Publications include reports, reference guides, toolkits, frameworks, academic papers, analytical pieces and case studies from all over the world, related to the various drivers of infrastructure development. Use the filters to narrow down the below list of publications.
The performance of an urban road system can be defined according to different thematic areas such as traffic flow, accessibility, maintenance and safety, for which the scientific literature proposes different measurement indicators.
This report addresses the critical question: how can the public and private sectors build successful partnerships?
This report uses data from the PPI Database to analyze broad trends of PPP investment in infrastructure from 1991 to 2015.
By delivering efficient, cost-effective and innovative maintenance services, well-designed output and performance-based road maintenance contracts can help maintain road assets and achieve value-for-money.
The paper looks at the consequences of Technological disruption in construction for infrastructure-investment managers.
The International Labour Organization (ILO) has promoted employment-intensive public and community works programmes as a major means of job creation and poverty alleviation in developing countries.
This report is the product of a roundtable organised by ITF at the OECD and the UK National Infrastructure Commission.
The exercise is part of an annual ranking of the PPP context across countries undertaken by the World Bank group.
The Project Readiness Assessment (PRA) is a standardized tool managed and financed by the Global Infrastructure Facility (GIF).
The IMF has compiled a suite of analysis, research, diagnostic tools, country reports, data sets, and other resources on the importance of public investment as a catalyst for economic growth.
The PFRAM, developed by the IMF and the World Bank, is an analytical tool to assess the potential fiscal costs and risks arising from PPP projects.
The goal of this paper is to estimate the additional annual spending required for meaningful progress on the SDGs in these areas.
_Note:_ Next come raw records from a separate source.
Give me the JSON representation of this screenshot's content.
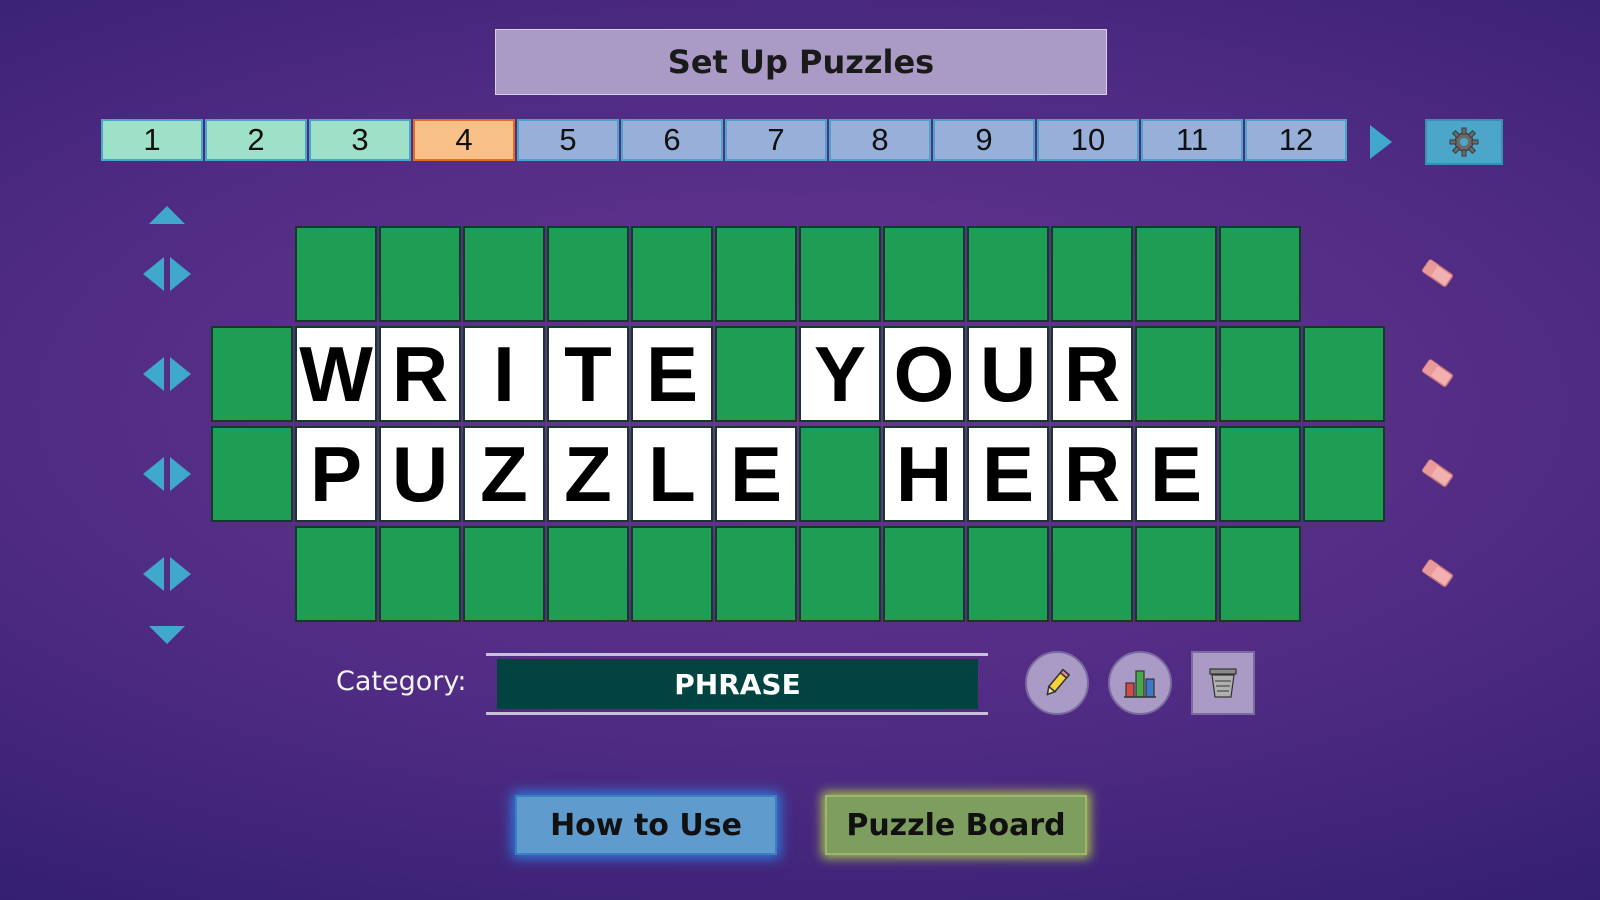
{
  "title": "Set Up Puzzles",
  "tabs": [
    {
      "label": "1",
      "state": "done"
    },
    {
      "label": "2",
      "state": "done"
    },
    {
      "label": "3",
      "state": "done"
    },
    {
      "label": "4",
      "state": "active"
    },
    {
      "label": "5",
      "state": "todo"
    },
    {
      "label": "6",
      "state": "todo"
    },
    {
      "label": "7",
      "state": "todo"
    },
    {
      "label": "8",
      "state": "todo"
    },
    {
      "label": "9",
      "state": "todo"
    },
    {
      "label": "10",
      "state": "todo"
    },
    {
      "label": "11",
      "state": "todo"
    },
    {
      "label": "12",
      "state": "todo"
    }
  ],
  "icons": {
    "next": "next-arrow-icon",
    "settings": "gear-icon",
    "scroll_up": "triangle-up-icon",
    "scroll_down": "triangle-down-icon",
    "row_shift": "left-right-arrows-icon",
    "row_clear": "eraser-icon",
    "edit": "pencil-icon",
    "stats": "bar-chart-icon",
    "delete": "trash-icon"
  },
  "board": {
    "rows": [
      {
        "cells": [
          "",
          "",
          "",
          "",
          "",
          "",
          "",
          "",
          "",
          "",
          "",
          ""
        ]
      },
      {
        "cells": [
          "",
          "W",
          "R",
          "I",
          "T",
          "E",
          "",
          "Y",
          "O",
          "U",
          "R",
          "",
          "",
          ""
        ]
      },
      {
        "cells": [
          "",
          "P",
          "U",
          "Z",
          "Z",
          "L",
          "E",
          "",
          "H",
          "E",
          "R",
          "E",
          "",
          ""
        ]
      },
      {
        "cells": [
          "",
          "",
          "",
          "",
          "",
          "",
          "",
          "",
          "",
          "",
          "",
          ""
        ]
      }
    ]
  },
  "category": {
    "label": "Category:",
    "value": "PHRASE"
  },
  "buttons": {
    "how_to_use": "How to Use",
    "puzzle_board": "Puzzle Board"
  },
  "colors": {
    "tab_done": "#9ee0c8",
    "tab_active": "#f9c08a",
    "tab_todo": "#98afd9",
    "tile_empty": "#1e9e55",
    "tile_letter": "#ffffff",
    "accent": "#3fa8cc",
    "category_bg": "#004340"
  }
}
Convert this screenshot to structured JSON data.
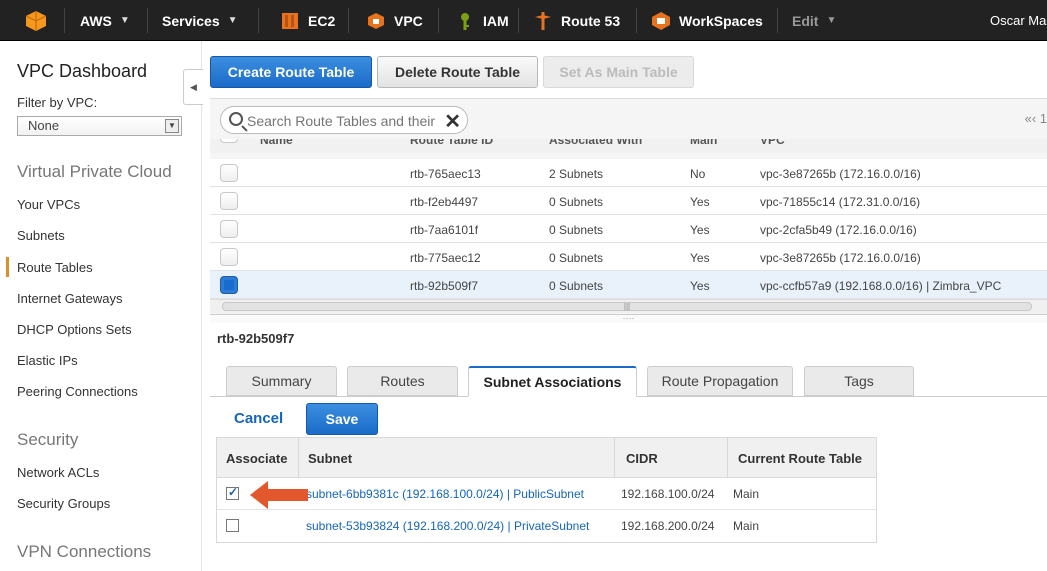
{
  "nav": {
    "aws": "AWS",
    "services": "Services",
    "shortcuts": [
      {
        "label": "EC2",
        "icon": "ec2-icon",
        "color": "#e8731f"
      },
      {
        "label": "VPC",
        "icon": "vpc-icon",
        "color": "#e8731f"
      },
      {
        "label": "IAM",
        "icon": "iam-icon",
        "color": "#7aa116"
      },
      {
        "label": "Route 53",
        "icon": "route53-icon",
        "color": "#e8731f"
      },
      {
        "label": "WorkSpaces",
        "icon": "workspaces-icon",
        "color": "#e8731f"
      }
    ],
    "edit": "Edit",
    "user": "Oscar Ma"
  },
  "sidebar": {
    "title": "VPC Dashboard",
    "filter_label": "Filter by VPC:",
    "filter_value": "None",
    "sections": [
      {
        "title": "Virtual Private Cloud",
        "items": [
          "Your VPCs",
          "Subnets",
          "Route Tables",
          "Internet Gateways",
          "DHCP Options Sets",
          "Elastic IPs",
          "Peering Connections"
        ]
      },
      {
        "title": "Security",
        "items": [
          "Network ACLs",
          "Security Groups"
        ]
      },
      {
        "title": "VPN Connections",
        "items": []
      }
    ],
    "active_item": "Route Tables"
  },
  "toolbar": {
    "create": "Create Route Table",
    "delete": "Delete Route Table",
    "set_main": "Set As Main Table"
  },
  "search": {
    "placeholder": "Search Route Tables and their"
  },
  "pager": {
    "text": "«‹ 1"
  },
  "route_tables": {
    "columns": [
      "Name",
      "Route Table ID",
      "Associated With",
      "Main",
      "VPC"
    ],
    "rows": [
      {
        "id": "rtb-765aec13",
        "assoc": "2 Subnets",
        "main": "No",
        "vpc": "vpc-3e87265b (172.16.0.0/16)",
        "selected": false
      },
      {
        "id": "rtb-f2eb4497",
        "assoc": "0 Subnets",
        "main": "Yes",
        "vpc": "vpc-71855c14 (172.31.0.0/16)",
        "selected": false
      },
      {
        "id": "rtb-7aa6101f",
        "assoc": "0 Subnets",
        "main": "Yes",
        "vpc": "vpc-2cfa5b49 (172.16.0.0/16)",
        "selected": false
      },
      {
        "id": "rtb-775aec12",
        "assoc": "0 Subnets",
        "main": "Yes",
        "vpc": "vpc-3e87265b (172.16.0.0/16)",
        "selected": false
      },
      {
        "id": "rtb-92b509f7",
        "assoc": "0 Subnets",
        "main": "Yes",
        "vpc": "vpc-ccfb57a9 (192.168.0.0/16) | Zimbra_VPC",
        "selected": true
      }
    ]
  },
  "detail": {
    "title": "rtb-92b509f7",
    "tabs": [
      "Summary",
      "Routes",
      "Subnet Associations",
      "Route Propagation",
      "Tags"
    ],
    "active_tab": "Subnet Associations",
    "cancel": "Cancel",
    "save": "Save",
    "subnet_table": {
      "columns": [
        "Associate",
        "Subnet",
        "CIDR",
        "Current Route Table"
      ],
      "rows": [
        {
          "checked": true,
          "subnet": "subnet-6bb9381c (192.168.100.0/24) | PublicSubnet",
          "cidr": "192.168.100.0/24",
          "current": "Main"
        },
        {
          "checked": false,
          "subnet": "subnet-53b93824 (192.168.200.0/24) | PrivateSubnet",
          "cidr": "192.168.200.0/24",
          "current": "Main"
        }
      ]
    }
  },
  "colors": {
    "accent": "#1a6bc8",
    "arrow": "#e2582c",
    "aws_orange": "#f7981d"
  }
}
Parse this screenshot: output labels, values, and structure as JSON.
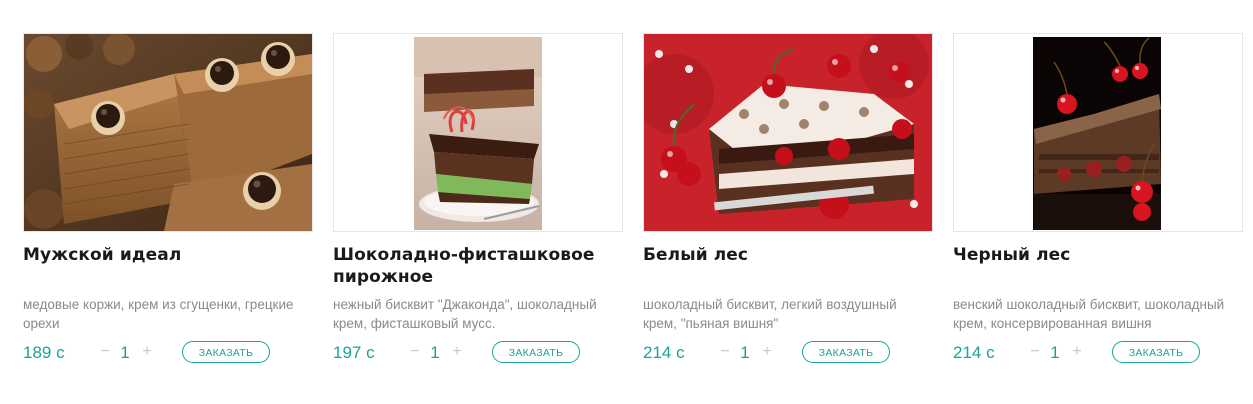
{
  "currency_suffix": "с",
  "order_label": "ЗАКАЗАТЬ",
  "qty_minus": "−",
  "qty_plus": "+",
  "products": [
    {
      "title": "Мужской идеал",
      "description": "медовые коржи, крем из сгущенки, грецкие орехи",
      "price": "189 с",
      "quantity": "1"
    },
    {
      "title": "Шоколадно-фисташковое пирожное",
      "description": "нежный бисквит \"Джаконда\", шоколадный крем, фисташковый мусс.",
      "price": "197 с",
      "quantity": "1"
    },
    {
      "title": "Белый лес",
      "description": "шоколадный бисквит, легкий воздушный крем, \"пьяная вишня\"",
      "price": "214 с",
      "quantity": "1"
    },
    {
      "title": "Черный лес",
      "description": "венский шоколадный бисквит, шоколадный крем, консервированная вишня",
      "price": "214 с",
      "quantity": "1"
    }
  ],
  "colors": {
    "accent": "#1aa39a",
    "title": "#1a1a1a",
    "description": "#8a8a8a",
    "border": "#e6e6e6"
  }
}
Our estimates refer to additional spending in 2030, relative to a baseline of current spending to GDP in these sectors.
This paper examines investments - in the form of equity or debt—in direct investments to infrastructure. The reason for focusing on direct investment is twofold. First, the overall analysis of debt and equity capital markets for infrastructure exceeds the scope of this study and involves instruments that trade on regulated stock and bond markets. Second, the analysis of direct investments by private investors in listed infrastructure enables us to focus more on the risk analysis process that these investors typically perform when approaching an investment.
This paper discusses some of the main challenges in developing a robust and viable project pipeline to address the daunting infrastructure needs facing many countries worldwide.